  • Capability-building in the organization

  • Developing people

Within the context of your role, what is the appropriate split here? Everyone needs to spend some time in execution, even the CEO, but what’s the right ratio? If your role is an operational one, spending a lot of time in execution is natural, as long as it isn’t all your time and you still have time for things like process improvement. If your role is a strategic one and you are spending most of your time on nonstrategic work, you may well be trapped in execution.

This isn’t to say that execution isn’t important. At the end of the day, the organization needs to deliver and that means executing on strategy. Good execution is vital. But so is good strategy and good process. By focusing too much on execution, we skimp on strategy and we skimp on process improvement. Execution without direction is just aimless busy work. Many organizations execute very well but just get very efficient at wasting money because they are building the wrong things.

It is the role of leaders in the organization to set direction, not just watch over execution. If a leader focuses on one piece of work, they can impact that one piece of work. If they focus on systemic issues, they improve all work in the system. If they focus on strategy and direction-setting, they impact the whole organization.

Escaping the Execution Trap

The good news is that once we realize we are trapped, escape is easy. We have a choice in any conversation we are in, particularly as leaders, on the type of conversation we are going to have. If you find yourself in a steering committee meeting that is all about execution, just asking the right question can elevate it to a process-improvement conversation — “What are the systemic issues holding us back?” would be a good start. “Is this the right work to be doing?” can elevate a project-approval meeting to a conversation about strategic direction.

If you find yourself stuck in execution, the right question can help you break free. Here are some others to try:
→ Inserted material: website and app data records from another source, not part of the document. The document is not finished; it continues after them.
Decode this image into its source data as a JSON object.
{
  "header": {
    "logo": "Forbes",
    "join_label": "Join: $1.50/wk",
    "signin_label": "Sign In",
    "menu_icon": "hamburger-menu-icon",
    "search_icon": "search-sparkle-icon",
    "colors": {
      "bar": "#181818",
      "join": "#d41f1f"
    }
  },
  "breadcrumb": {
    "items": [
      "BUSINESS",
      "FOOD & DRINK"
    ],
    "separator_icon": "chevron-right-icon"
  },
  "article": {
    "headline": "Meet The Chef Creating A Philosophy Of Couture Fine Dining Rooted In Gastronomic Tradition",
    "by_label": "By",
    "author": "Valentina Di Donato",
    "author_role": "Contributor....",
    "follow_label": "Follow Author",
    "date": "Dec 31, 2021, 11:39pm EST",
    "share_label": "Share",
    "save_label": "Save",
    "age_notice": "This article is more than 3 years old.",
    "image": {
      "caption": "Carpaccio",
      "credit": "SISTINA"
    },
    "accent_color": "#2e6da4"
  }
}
  • Who else can handle this?

  • How do we stop this from happening again?

  • Is this taking us in the right direction?

  • How could we make things run more smoothly?

  • Do we have the right skills to do this properly?

  • Have we set the right guiderails to mitigate risk?

  • Have we set ourselves up for success?

Breaking free from the execution trap is often the single biggest thing leaders can do to increase their impact. Even better, if you break yourself free from the execution trap, you also help break the whole organization free.

About The Author
Dave Martin
David Martin is an enterprise and leadership coach and Executive Principal at Elabor8 with expertise in helping organizations big and small deliver outcomes that matter most. He has decades of experience as an Agile practitioner, people manager, leader, and coach across many industries, including healthcare, industrial control, financial services, and telco. In addition to his day job, Mr. Martin coaches and mentors other coaches, Agile… Read More